He covers every topic related to economics and politics, from the business cycle, to trade, to the drug war, to environmentalism. His central thesis is that the threat to liberty comes from both the left and the right, and that neither really offers a consistent way out. The real problem is much deeper than either the right or the left recognizes. It is the institution of the state itself, which everyone seems to want to use to his own philosophical advantage.
The problem, he writes, is that not that we have chosen the wrong flavor of public policy but that we have public policy at all. All forms of policy decisions made by state institutions that affect the uses of private property according to political priorities amount to invasions of liberty.
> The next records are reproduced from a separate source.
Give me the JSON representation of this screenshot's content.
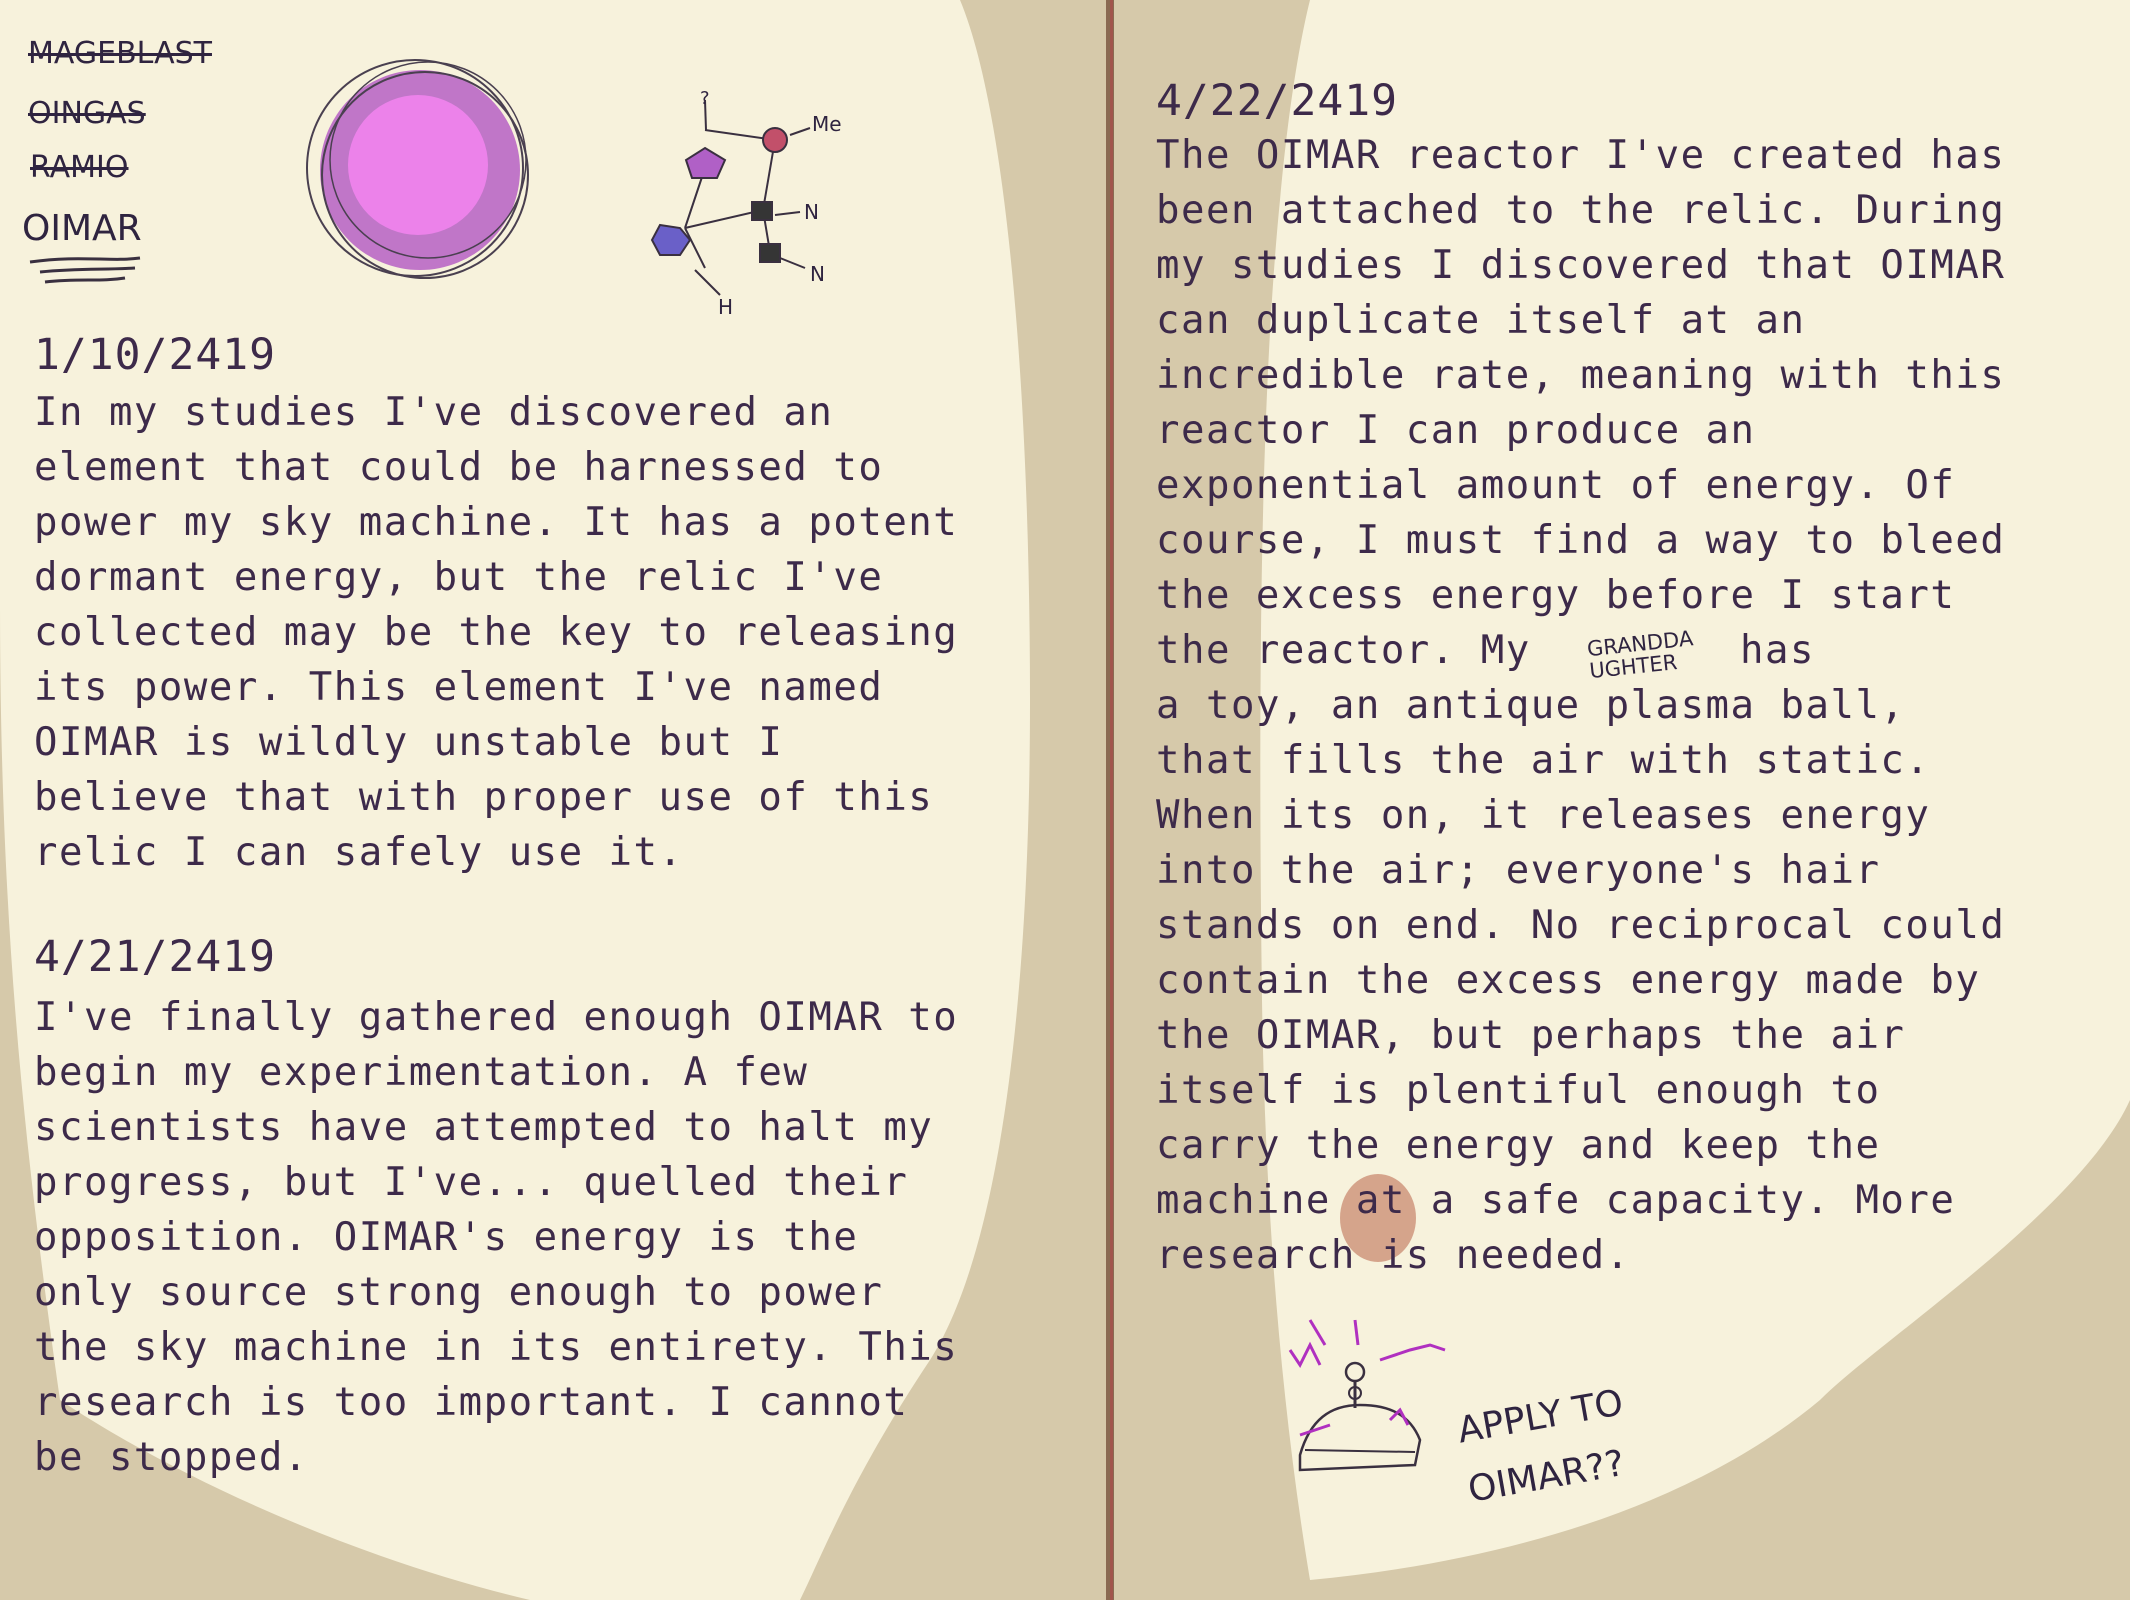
{
  "sketch_names": {
    "crossed_out": [
      "MAGEBLAST",
      "OINGAS",
      "RAMIO"
    ],
    "final": "OIMAR"
  },
  "molecule_labels": [
    "?",
    "Me",
    "N",
    "N",
    "H"
  ],
  "left_page": {
    "entries": [
      {
        "date": "1/10/2419",
        "body": "In my studies I've discovered an\nelement that could be harnessed to\npower my sky machine. It has a potent\ndormant energy, but the relic I've\ncollected may be the key to releasing\nits power. This element I've named\nOIMAR is wildly unstable but I\nbelieve that with proper use of this\nrelic I can safely use it."
      },
      {
        "date": "4/21/2419",
        "body": "I've finally gathered enough OIMAR to\nbegin my experimentation. A few\nscientists have attempted to halt my\nprogress, but I've... quelled their\nopposition. OIMAR's energy is the\nonly source strong enough to power\nthe sky machine in its entirety. This\nresearch is too important. I cannot\nbe stopped."
      }
    ]
  },
  "right_page": {
    "entry": {
      "date": "4/22/2419",
      "lines_before": "The OIMAR reactor I've created has\nbeen attached to the relic. During\nmy studies I discovered that OIMAR\ncan duplicate itself at an\nincredible rate, meaning with this\nreactor I can produce an\nexponential amount of energy. Of\ncourse, I must find a way to bleed\nthe excess energy before I start",
      "line_with_insert_start": "the reactor. My",
      "line_with_insert_end": "has",
      "inserted_word": "GRANDDAUGHTER",
      "lines_after": "a toy, an antique plasma ball,\nthat fills the air with static.\nWhen its on, it releases energy\ninto the air; everyone's hair\nstands on end. No reciprocal could\ncontain the excess energy made by\nthe OIMAR, but perhaps the air\nitself is plentiful enough to\ncarry the energy and keep the\nmachine at a safe capacity. More\nresearch is needed."
    },
    "note": "APPLY TO OIMAR??"
  },
  "colors": {
    "background": "#d6c9aa",
    "paper": "#f7f2dc",
    "ink": "#3d2a4a",
    "orb": "#e07be6",
    "spine": "#8a6a52",
    "stain": "#c98a70"
  }
}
Relentlessly moving from left-wing to right-wing and back to left-wing policy is not progress; it means continued movement down the road to serfdom.
In this broadside against the received wisdom of America's elite liberal intelligentsia, noted conservative Sowell, a senior fellow at the Hoover Institution, offers some strenuous arguments as well as fuzzy generalizations. Thus, his attacks on the war on poverty, sex education and criminal justice policies forged in the 1960s counter some slippery rhetoric by their defenders, yet his suggestion that these policies exacerbated things is questionable. Sowell deconstructs how statistics can be distorted to prove assumptions (that lack of prenatal care is the cause of black infant mortality) and gleefully skewers "Teflon prophets" such as John Kenneth Galbraith (who said that big companies are immune from the market) and Paul Ehrlich (who said starvation loomed). While "the anointed" favor explanations that exempt individuals from personal responsibility and seek painless solutions, those with the "tragic vision" see policies as trade-offs. Sowell scores his targets for disdaining their opponents, but this book also invokes caricature-these days, many of "the anointed" are less unreconstructed than he assumes.
"All men are created equal and endowed by their Creator with certain inalienable rights" wedded the American soul to the concept that freedom comes from our humanity, not from the government. But American governments legally suspended the free will of blacks for 150 years, and then denied blacks equal protection of the law for another 150 years. How did this happen in America, how were the Constitution and laws of the land twisted so as to institutionalize racism, and how did it or will it end? In a refreshingly candid book, Dred Scott's Revenge: A Legal History of Race and Freedom In America, Judge Andrew P. Napolitano takes a no-holds-barred look at the role of the government in the denial of freedoms based on race.
"The best history of the law and race I've ever read. . . Judge Napolitano has written a challenge to anyone who thinks they understand the roots of America's tangled race relations." -- Juan Williams, National Public Radio
Books For Smart Activists!